* _Your task_
Return the lines that run from the line containing "Parse this screenshot: output" through the end of the entries, both ends included. Leave out all pictures.

Data extracted from a collection

"""

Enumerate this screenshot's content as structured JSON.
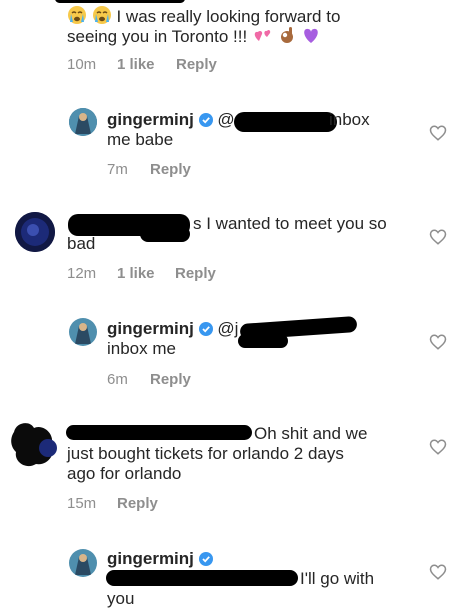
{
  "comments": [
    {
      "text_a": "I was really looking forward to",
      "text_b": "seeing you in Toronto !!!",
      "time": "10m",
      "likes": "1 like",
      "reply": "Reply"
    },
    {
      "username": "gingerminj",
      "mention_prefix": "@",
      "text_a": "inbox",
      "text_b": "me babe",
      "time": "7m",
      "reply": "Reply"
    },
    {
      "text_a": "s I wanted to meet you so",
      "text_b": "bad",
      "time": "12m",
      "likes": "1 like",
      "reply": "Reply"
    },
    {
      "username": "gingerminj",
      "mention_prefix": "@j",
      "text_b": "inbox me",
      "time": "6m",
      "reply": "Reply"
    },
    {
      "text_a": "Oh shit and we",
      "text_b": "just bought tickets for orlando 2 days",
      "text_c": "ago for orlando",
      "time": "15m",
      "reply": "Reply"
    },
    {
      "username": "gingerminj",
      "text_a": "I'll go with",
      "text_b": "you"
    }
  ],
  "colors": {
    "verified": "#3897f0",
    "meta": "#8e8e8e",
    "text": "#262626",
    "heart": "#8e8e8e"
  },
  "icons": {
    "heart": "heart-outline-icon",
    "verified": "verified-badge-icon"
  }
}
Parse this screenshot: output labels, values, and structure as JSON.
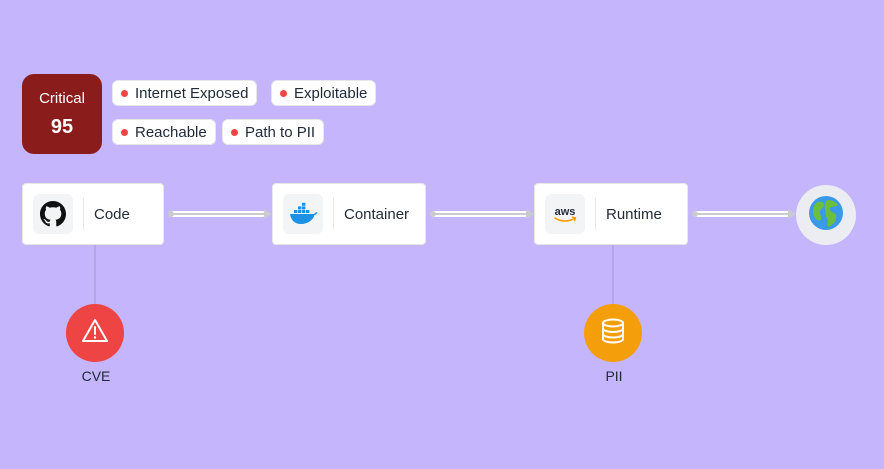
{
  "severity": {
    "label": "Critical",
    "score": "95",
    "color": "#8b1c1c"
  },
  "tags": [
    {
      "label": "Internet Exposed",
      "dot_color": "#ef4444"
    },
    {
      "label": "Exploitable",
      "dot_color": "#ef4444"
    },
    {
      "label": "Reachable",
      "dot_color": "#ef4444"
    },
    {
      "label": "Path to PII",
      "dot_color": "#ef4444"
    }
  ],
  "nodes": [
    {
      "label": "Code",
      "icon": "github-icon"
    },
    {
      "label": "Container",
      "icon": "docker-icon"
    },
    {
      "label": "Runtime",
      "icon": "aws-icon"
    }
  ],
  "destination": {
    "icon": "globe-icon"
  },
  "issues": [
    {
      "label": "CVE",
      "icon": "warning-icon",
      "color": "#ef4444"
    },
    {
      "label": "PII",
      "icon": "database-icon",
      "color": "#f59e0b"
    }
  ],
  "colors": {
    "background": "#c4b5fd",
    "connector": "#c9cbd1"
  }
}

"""

* _Output_
Parse this screenshot: output labels, values, and structure as JSON.
{
  "severity": {
    "label": "Critical",
    "score": "95",
    "color": "#8b1c1c"
  },
  "tags": [
    {
      "label": "Internet Exposed",
      "dot_color": "#ef4444"
    },
    {
      "label": "Exploitable",
      "dot_color": "#ef4444"
    },
    {
      "label": "Reachable",
      "dot_color": "#ef4444"
    },
    {
      "label": "Path to PII",
      "dot_color": "#ef4444"
    }
  ],
  "nodes": [
    {
      "label": "Code",
      "icon": "github-icon"
    },
    {
      "label": "Container",
      "icon": "docker-icon"
    },
    {
      "label": "Runtime",
      "icon": "aws-icon"
    }
  ],
  "destination": {
    "icon": "globe-icon"
  },
  "issues": [
    {
      "label": "CVE",
      "icon": "warning-icon",
      "color": "#ef4444"
    },
    {
      "label": "PII",
      "icon": "database-icon",
      "color": "#f59e0b"
    }
  ],
  "colors": {
    "background": "#c4b5fd",
    "connector": "#c9cbd1"
  }
}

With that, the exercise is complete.